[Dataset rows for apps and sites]
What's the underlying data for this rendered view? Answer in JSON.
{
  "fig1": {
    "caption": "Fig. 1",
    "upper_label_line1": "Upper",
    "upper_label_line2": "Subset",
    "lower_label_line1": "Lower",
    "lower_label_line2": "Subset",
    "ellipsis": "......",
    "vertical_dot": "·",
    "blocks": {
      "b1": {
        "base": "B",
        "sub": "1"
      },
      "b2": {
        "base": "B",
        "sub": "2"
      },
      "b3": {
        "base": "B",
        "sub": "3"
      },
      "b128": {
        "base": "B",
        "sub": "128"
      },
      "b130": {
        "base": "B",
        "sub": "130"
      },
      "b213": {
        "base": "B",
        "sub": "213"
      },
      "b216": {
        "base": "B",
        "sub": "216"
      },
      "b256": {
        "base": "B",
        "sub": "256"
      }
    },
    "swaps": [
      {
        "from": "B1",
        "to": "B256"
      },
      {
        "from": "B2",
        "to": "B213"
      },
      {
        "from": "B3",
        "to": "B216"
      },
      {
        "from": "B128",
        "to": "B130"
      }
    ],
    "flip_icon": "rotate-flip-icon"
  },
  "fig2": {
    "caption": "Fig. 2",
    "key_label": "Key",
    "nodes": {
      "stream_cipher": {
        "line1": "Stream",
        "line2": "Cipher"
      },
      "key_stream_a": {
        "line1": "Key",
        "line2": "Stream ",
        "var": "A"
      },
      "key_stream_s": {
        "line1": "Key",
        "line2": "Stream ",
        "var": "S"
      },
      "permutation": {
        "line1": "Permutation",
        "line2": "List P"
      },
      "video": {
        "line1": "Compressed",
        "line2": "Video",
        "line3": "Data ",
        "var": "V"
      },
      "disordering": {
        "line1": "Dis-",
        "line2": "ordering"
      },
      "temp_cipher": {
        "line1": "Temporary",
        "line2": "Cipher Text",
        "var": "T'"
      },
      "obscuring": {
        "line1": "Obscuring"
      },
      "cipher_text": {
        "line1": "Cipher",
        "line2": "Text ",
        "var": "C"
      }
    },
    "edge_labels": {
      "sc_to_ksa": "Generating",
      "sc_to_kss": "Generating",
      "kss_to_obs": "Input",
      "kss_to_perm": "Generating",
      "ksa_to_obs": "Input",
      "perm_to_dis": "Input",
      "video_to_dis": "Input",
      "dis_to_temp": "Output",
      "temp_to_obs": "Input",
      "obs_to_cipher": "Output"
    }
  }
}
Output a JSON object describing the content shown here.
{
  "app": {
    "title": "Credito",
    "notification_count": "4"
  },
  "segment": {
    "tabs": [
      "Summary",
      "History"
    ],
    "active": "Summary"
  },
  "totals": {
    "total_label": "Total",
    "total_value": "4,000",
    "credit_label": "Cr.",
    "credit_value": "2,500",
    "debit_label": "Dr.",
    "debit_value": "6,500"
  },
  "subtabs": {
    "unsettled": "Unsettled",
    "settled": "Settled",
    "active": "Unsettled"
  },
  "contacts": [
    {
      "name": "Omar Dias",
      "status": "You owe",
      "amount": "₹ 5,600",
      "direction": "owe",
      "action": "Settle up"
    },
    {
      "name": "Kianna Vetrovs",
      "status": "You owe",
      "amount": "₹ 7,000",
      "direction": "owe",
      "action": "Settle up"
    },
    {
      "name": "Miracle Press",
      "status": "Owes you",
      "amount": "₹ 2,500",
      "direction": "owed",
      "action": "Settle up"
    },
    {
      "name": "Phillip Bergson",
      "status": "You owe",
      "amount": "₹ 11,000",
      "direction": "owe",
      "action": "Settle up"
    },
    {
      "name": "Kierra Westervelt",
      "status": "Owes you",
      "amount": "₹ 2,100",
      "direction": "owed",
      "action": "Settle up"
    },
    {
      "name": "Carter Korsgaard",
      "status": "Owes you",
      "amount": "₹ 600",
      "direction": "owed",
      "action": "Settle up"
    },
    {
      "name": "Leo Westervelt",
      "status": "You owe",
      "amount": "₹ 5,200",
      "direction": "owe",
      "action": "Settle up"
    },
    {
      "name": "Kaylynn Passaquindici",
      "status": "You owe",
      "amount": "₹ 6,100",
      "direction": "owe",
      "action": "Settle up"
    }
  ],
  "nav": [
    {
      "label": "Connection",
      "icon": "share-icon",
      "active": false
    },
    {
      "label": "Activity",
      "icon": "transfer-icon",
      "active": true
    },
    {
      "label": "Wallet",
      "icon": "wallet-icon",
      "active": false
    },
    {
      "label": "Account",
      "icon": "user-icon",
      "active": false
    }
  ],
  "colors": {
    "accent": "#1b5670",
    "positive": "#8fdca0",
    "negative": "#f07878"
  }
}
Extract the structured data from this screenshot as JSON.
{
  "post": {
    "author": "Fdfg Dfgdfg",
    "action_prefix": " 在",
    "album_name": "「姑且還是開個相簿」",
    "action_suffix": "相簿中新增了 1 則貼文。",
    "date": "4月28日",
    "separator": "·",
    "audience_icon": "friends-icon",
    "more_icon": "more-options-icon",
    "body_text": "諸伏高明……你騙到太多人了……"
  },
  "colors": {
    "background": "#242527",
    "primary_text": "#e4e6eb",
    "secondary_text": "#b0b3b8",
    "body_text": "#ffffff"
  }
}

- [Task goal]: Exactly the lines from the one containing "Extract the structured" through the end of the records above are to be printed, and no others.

- [Task solution]:
Extract the structured data from this screenshot as JSON.
{
  "post": {
    "author": "Fdfg Dfgdfg",
    "action_prefix": " 在",
    "album_name": "「姑且還是開個相簿」",
    "action_suffix": "相簿中新增了 1 則貼文。",
    "date": "4月28日",
    "separator": "·",
    "audience_icon": "friends-icon",
    "more_icon": "more-options-icon",
    "body_text": "諸伏高明……你騙到太多人了……"
  },
  "colors": {
    "background": "#242527",
    "primary_text": "#e4e6eb",
    "secondary_text": "#b0b3b8",
    "body_text": "#ffffff"
  }
}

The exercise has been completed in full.